Both the county, established in 1848, and the city were named for David S. Kaufman, a diplomat and US Representative from Texas who was the
first Jew to serve in Congress from Texas.
Kaufman County is included in the Dallas-Fort Worth-Arlington, Texas Metropolitan Statistical Area.
David Spangler Kaufman, a Jewish Texas state senator and first Texas Jewish member of the United States House of Representatives
County QuickFacts: CensusBureau Quick Facts
Kaufman County is a county located in the US state of Texas. Its seat is Kaufman. Both the county and the city are named for David Spangler Kaufman, a US congressman from Texas who was the first Jewish person to serve in Congress from Texas.
Handbook of Texas Online
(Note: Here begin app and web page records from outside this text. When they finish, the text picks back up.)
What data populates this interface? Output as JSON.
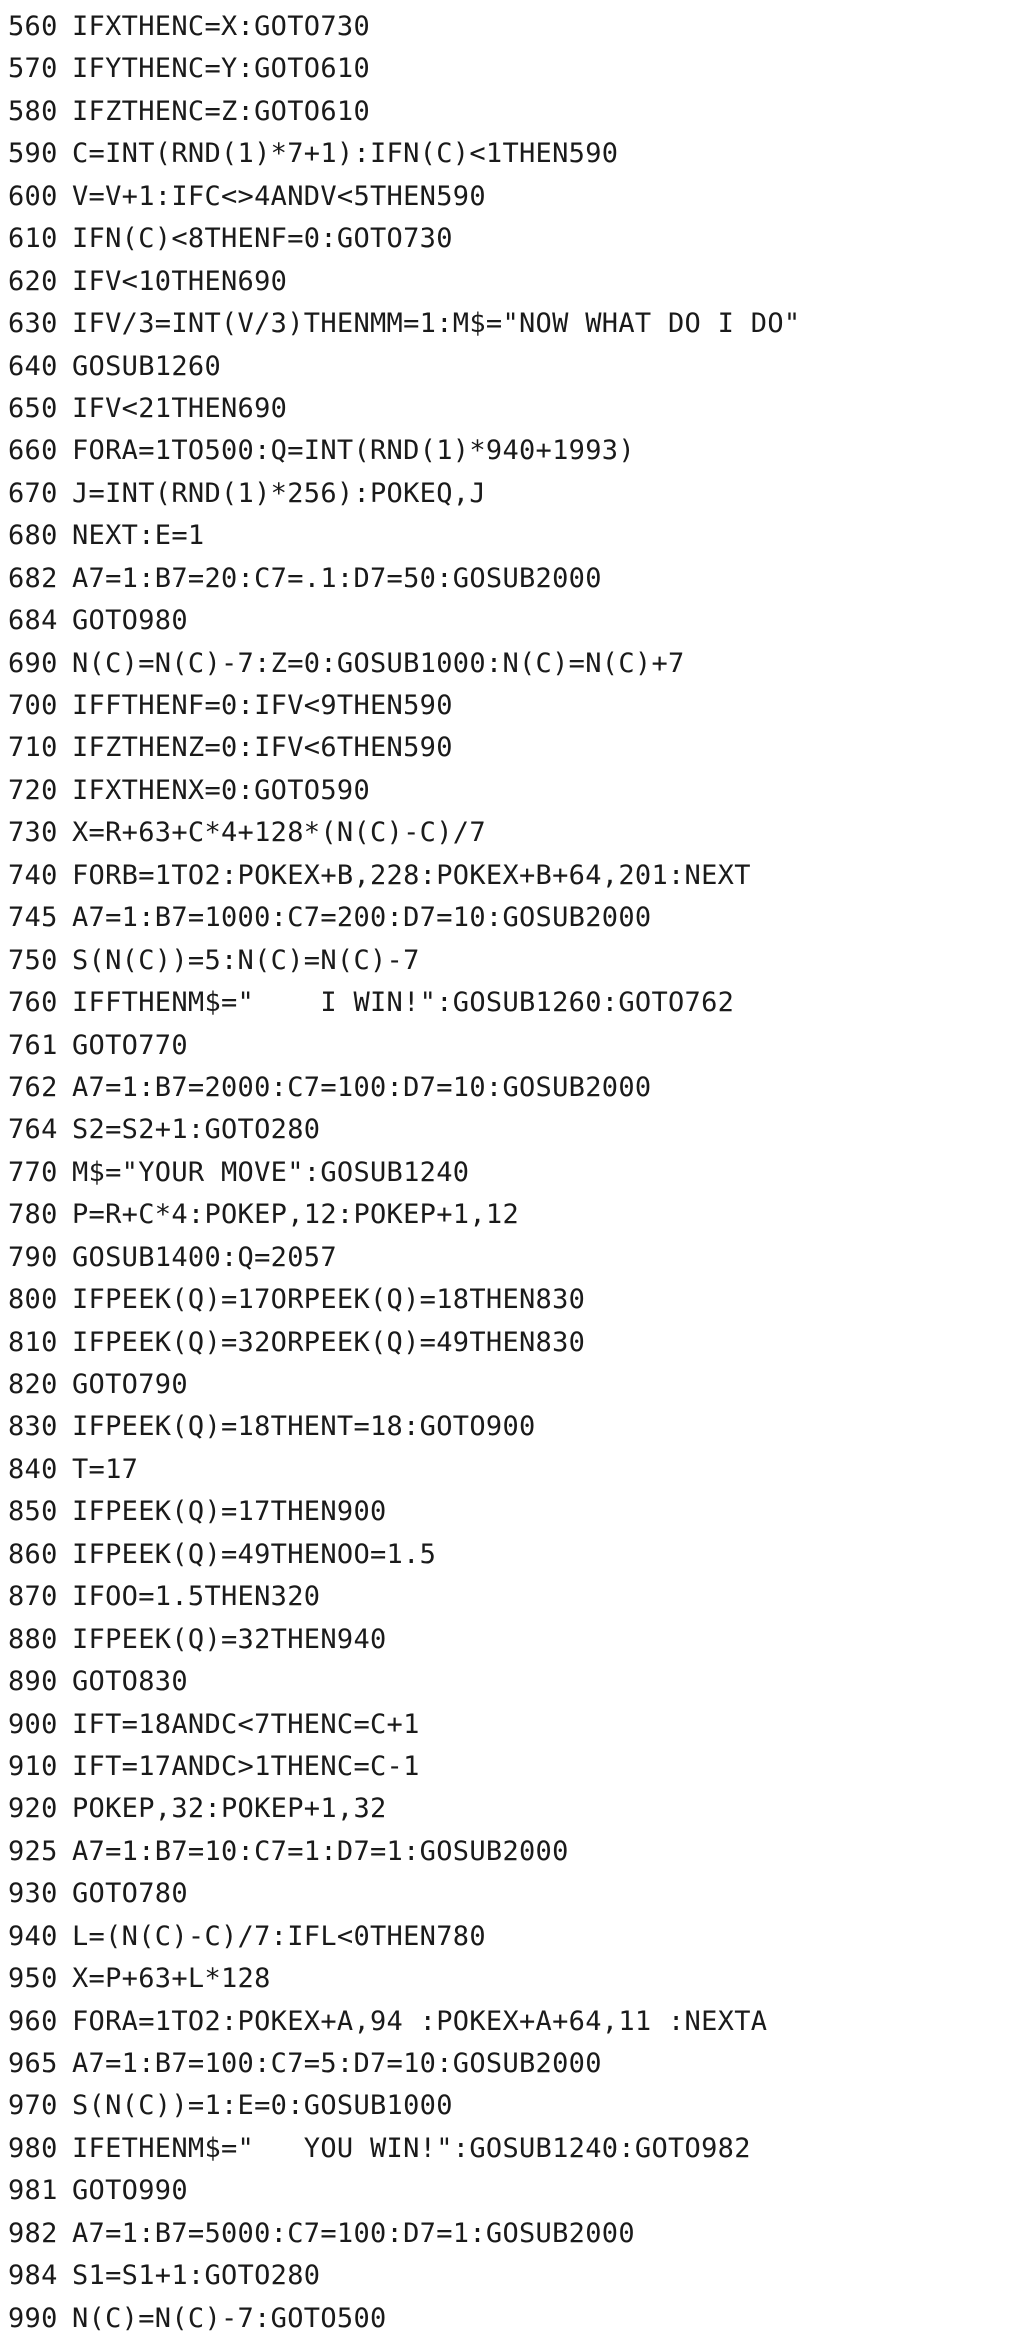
{
  "listing": {
    "lines": [
      {
        "num": "560",
        "code": "IFXTHENC=X:GOTO730"
      },
      {
        "num": "570",
        "code": "IFYTHENC=Y:GOTO610"
      },
      {
        "num": "580",
        "code": "IFZTHENC=Z:GOTO610"
      },
      {
        "num": "590",
        "code": "C=INT(RND(1)*7+1):IFN(C)<1THEN590"
      },
      {
        "num": "600",
        "code": "V=V+1:IFC<>4ANDV<5THEN590"
      },
      {
        "num": "610",
        "code": "IFN(C)<8THENF=0:GOTO730"
      },
      {
        "num": "620",
        "code": "IFV<10THEN690"
      },
      {
        "num": "630",
        "code": "IFV/3=INT(V/3)THENMM=1:M$=\"NOW WHAT DO I DO\""
      },
      {
        "num": "640",
        "code": "GOSUB1260"
      },
      {
        "num": "650",
        "code": "IFV<21THEN690"
      },
      {
        "num": "660",
        "code": "FORA=1TO500:Q=INT(RND(1)*940+1993)"
      },
      {
        "num": "670",
        "code": "J=INT(RND(1)*256):POKEQ,J"
      },
      {
        "num": "680",
        "code": "NEXT:E=1"
      },
      {
        "num": "682",
        "code": "A7=1:B7=20:C7=.1:D7=50:GOSUB2000"
      },
      {
        "num": "684",
        "code": "GOTO980"
      },
      {
        "num": "690",
        "code": "N(C)=N(C)-7:Z=0:GOSUB1000:N(C)=N(C)+7"
      },
      {
        "num": "700",
        "code": "IFFTHENF=0:IFV<9THEN590"
      },
      {
        "num": "710",
        "code": "IFZTHENZ=0:IFV<6THEN590"
      },
      {
        "num": "720",
        "code": "IFXTHENX=0:GOTO590"
      },
      {
        "num": "730",
        "code": "X=R+63+C*4+128*(N(C)-C)/7"
      },
      {
        "num": "740",
        "code": "FORB=1TO2:POKEX+B,228:POKEX+B+64,201:NEXT"
      },
      {
        "num": "745",
        "code": "A7=1:B7=1000:C7=200:D7=10:GOSUB2000"
      },
      {
        "num": "750",
        "code": "S(N(C))=5:N(C)=N(C)-7"
      },
      {
        "num": "760",
        "code": "IFFTHENM$=\"    I WIN!\":GOSUB1260:GOTO762"
      },
      {
        "num": "761",
        "code": "GOTO770"
      },
      {
        "num": "762",
        "code": "A7=1:B7=2000:C7=100:D7=10:GOSUB2000"
      },
      {
        "num": "764",
        "code": "S2=S2+1:GOTO280"
      },
      {
        "num": "770",
        "code": "M$=\"YOUR MOVE\":GOSUB1240"
      },
      {
        "num": "780",
        "code": "P=R+C*4:POKEP,12:POKEP+1,12"
      },
      {
        "num": "790",
        "code": "GOSUB1400:Q=2057"
      },
      {
        "num": "800",
        "code": "IFPEEK(Q)=17ORPEEK(Q)=18THEN830"
      },
      {
        "num": "810",
        "code": "IFPEEK(Q)=32ORPEEK(Q)=49THEN830"
      },
      {
        "num": "820",
        "code": "GOTO790"
      },
      {
        "num": "830",
        "code": "IFPEEK(Q)=18THENT=18:GOTO900"
      },
      {
        "num": "840",
        "code": "T=17"
      },
      {
        "num": "850",
        "code": "IFPEEK(Q)=17THEN900"
      },
      {
        "num": "860",
        "code": "IFPEEK(Q)=49THENOO=1.5"
      },
      {
        "num": "870",
        "code": "IFOO=1.5THEN320"
      },
      {
        "num": "880",
        "code": "IFPEEK(Q)=32THEN940"
      },
      {
        "num": "890",
        "code": "GOTO830"
      },
      {
        "num": "900",
        "code": "IFT=18ANDC<7THENC=C+1"
      },
      {
        "num": "910",
        "code": "IFT=17ANDC>1THENC=C-1"
      },
      {
        "num": "920",
        "code": "POKEP,32:POKEP+1,32"
      },
      {
        "num": "925",
        "code": "A7=1:B7=10:C7=1:D7=1:GOSUB2000"
      },
      {
        "num": "930",
        "code": "GOTO780"
      },
      {
        "num": "940",
        "code": "L=(N(C)-C)/7:IFL<0THEN780"
      },
      {
        "num": "950",
        "code": "X=P+63+L*128"
      },
      {
        "num": "960",
        "code": "FORA=1TO2:POKEX+A,94 :POKEX+A+64,11 :NEXTA"
      },
      {
        "num": "965",
        "code": "A7=1:B7=100:C7=5:D7=10:GOSUB2000"
      },
      {
        "num": "970",
        "code": "S(N(C))=1:E=0:GOSUB1000"
      },
      {
        "num": "980",
        "code": "IFETHENM$=\"   YOU WIN!\":GOSUB1240:GOTO982"
      },
      {
        "num": "981",
        "code": "GOTO990"
      },
      {
        "num": "982",
        "code": "A7=1:B7=5000:C7=100:D7=1:GOSUB2000"
      },
      {
        "num": "984",
        "code": "S1=S1+1:GOTO280"
      },
      {
        "num": "990",
        "code": "N(C)=N(C)-7:GOTO500"
      }
    ]
  }
}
Various Indians, Caddoes and Cherokees prominent among them, inhabited the territory that is today Kaufman County long before American settlers arrived. By the time of the coming of these first settlers, in 1840, the Cherokees had been driven by the Caddoes into East Texas. The Americans placated the Caddoes with jewelry and trinkets and consequently experienced few Indian problems. The first Kaufman County settlement was started in 1840 by William P. King and a group of forty pioneers from Holly Springs, Mississippi, who had purchased certificates for headrights from the Republic of Texas. The group built a fort and named it King's Fort in honor of their leader. Because of readily available land grants and because the land had been praised in eastern towns, the area around King's Fort, or Kingsboro, or Fort de Kingsboro, attracted settlers rapidly. On July 27, 1846, after the annexation of Texas by the United States, King patented the survey that included King's Fort with the new state government. The territory was at that time part of the recently organized Henderson County. Kaufman County was drawn from Henderson County, established in February 1848, and named for David Spangler Kaufman, a diplomat and member of the Congress of the Republic of Texas, the legislature of the state of Texas, and the Congress of the United States. King's Fort was renamed Kaufman and became the county seat in March 1851, after four elections. The county's northern boundary was reduced by the establishment of Rockwall County in 1873, and its limits have since remained unchanged. Kaufman County was settled predominantly by natives of the southern United States, particularly Tennessee, Arkansas, and Missouri. Though slaves were brought to the county, slavery was never widespread here, perhaps because cotton culture remained minimal until after the Civil War. The 1860 census counted 533 slaves (15 percent of the population). More at
Brian Hart, "KAUFMAN COUNTY," Handbook of Texas Online (http://www.tshaonline.org/handbook/online/articles/hck02), accessed January 24, 2016. Uploaded on June 15, 2010. Published by the Texas State Historical Association.
As reported by the Census Bureau, the county has a total area of 807 sq mi (2,090 km2). 786 sq mi (2,036 km2)
of it is land and 21 sq mi (54 km2) of it (2.57%) is water.
Bordering counties are as follows: